On 02 Oct 2004 11:04:00 +0200, Erik Moeller <erik_moeller(a)gmx.de> wrote:
This is great and should help to combat some of the
FUD about Wikipedia
< and wikis in general. Now imagine the result when ...
academics and anyone else can cite a specific
certified version of a Wikipedia
article and be sure that it's 1) accurate, 2) not a redirect to goatse.cx.
For starters, we need a permanent link to the current revision.
Let's not get cocky and keep that goal in mind.
The road to credibility is
long and requires constant innovation. The next review might very well
Quite right. Both innovation and communication about what works and
what doesn't. en: could learn something from the de: and zh: quality
offensives, for instance... and everyone could learn from the cleanup
processes involved in
preparing snapshots for our distribution partners.
include an article on [[Wikipedia:Cleanup]] or in
disputes]]. Unless we can then say, "this is the unstable version - check
the stable one, which already has 10,000 articles", we're on the defensive
Until we can actually provide a view of Wikipedia which never shows a
link to an unstable or unedited page, we will be on the defensive
about certain things.
It is natural to desire a site that you can visit, or take your
children to, without worrying that they will randomly end up on a talk
page full of curse words and
Wikipedia is still lacking in a great many departments; we have little
reason to be cocky. c't may have been nice to Wikipedia because they
are a tech mag and we were the underdog, but once we are actually seen
as comparable to traditional encyclopedias, there will be ten times as
many writers and researchers eager to tarnish our image.
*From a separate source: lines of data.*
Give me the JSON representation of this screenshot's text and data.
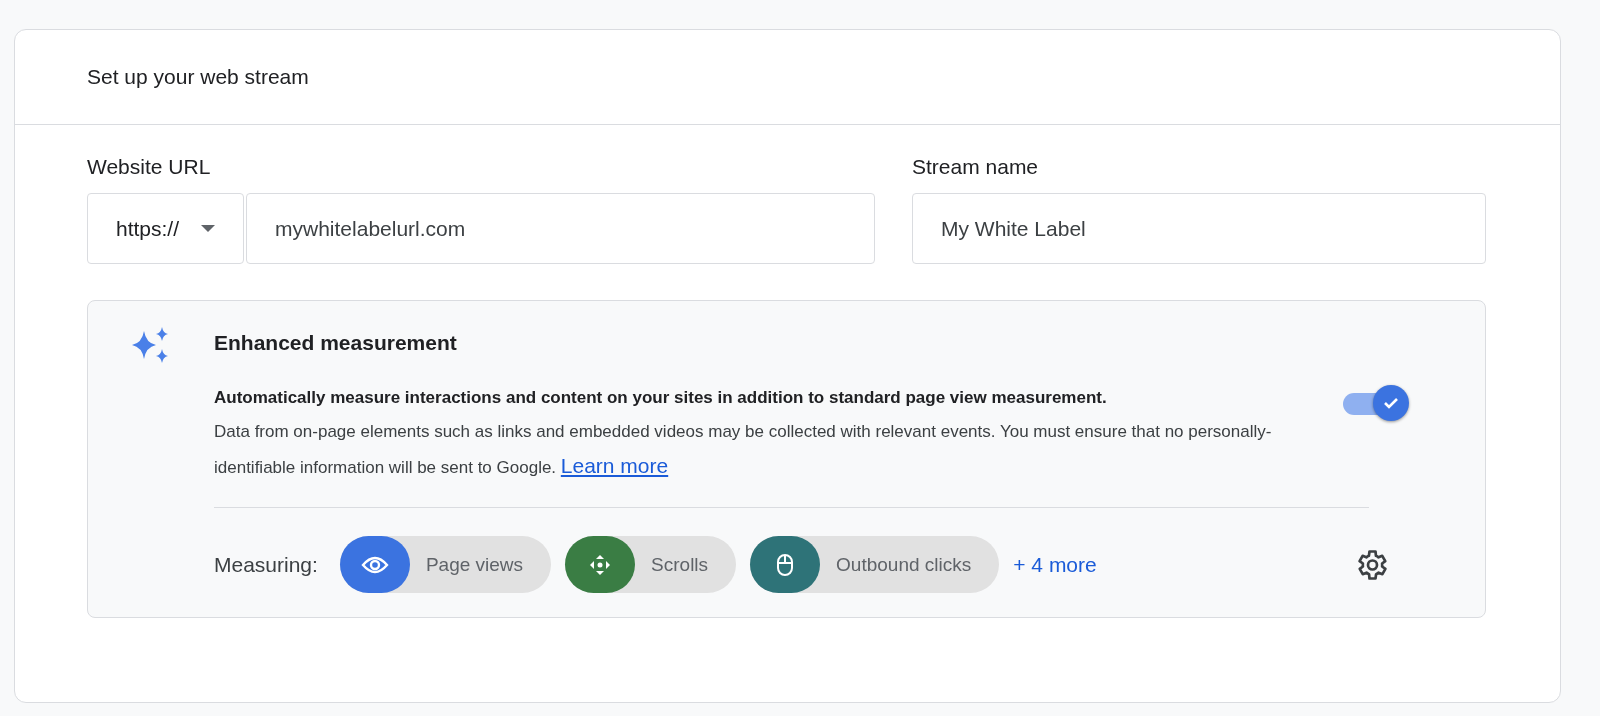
{
  "card": {
    "title": "Set up your web stream"
  },
  "website_url": {
    "label": "Website URL",
    "protocol": "https://",
    "value": "mywhitelabelurl.com"
  },
  "stream_name": {
    "label": "Stream name",
    "value": "My White Label"
  },
  "enhanced_measurement": {
    "title": "Enhanced measurement",
    "on": true,
    "lead": "Automatically measure interactions and content on your sites in addition to standard page view measurement.",
    "body": "Data from on-page elements such as links and embedded videos may be collected with relevant events. You must ensure that no personally-identifiable information will be sent to Google.",
    "link": "Learn more",
    "measuring_label": "Measuring:",
    "chips": [
      {
        "kind": "eye",
        "label": "Page views",
        "color": "#3b73e0"
      },
      {
        "kind": "scroll",
        "label": "Scrolls",
        "color": "#3a7d44"
      },
      {
        "kind": "mouse",
        "label": "Outbound clicks",
        "color": "#2e7378"
      }
    ],
    "more": "+ 4 more"
  }
}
By then we should have better tools for community review, better
browsing options for readers, and support from widely respected groups
in research and academia.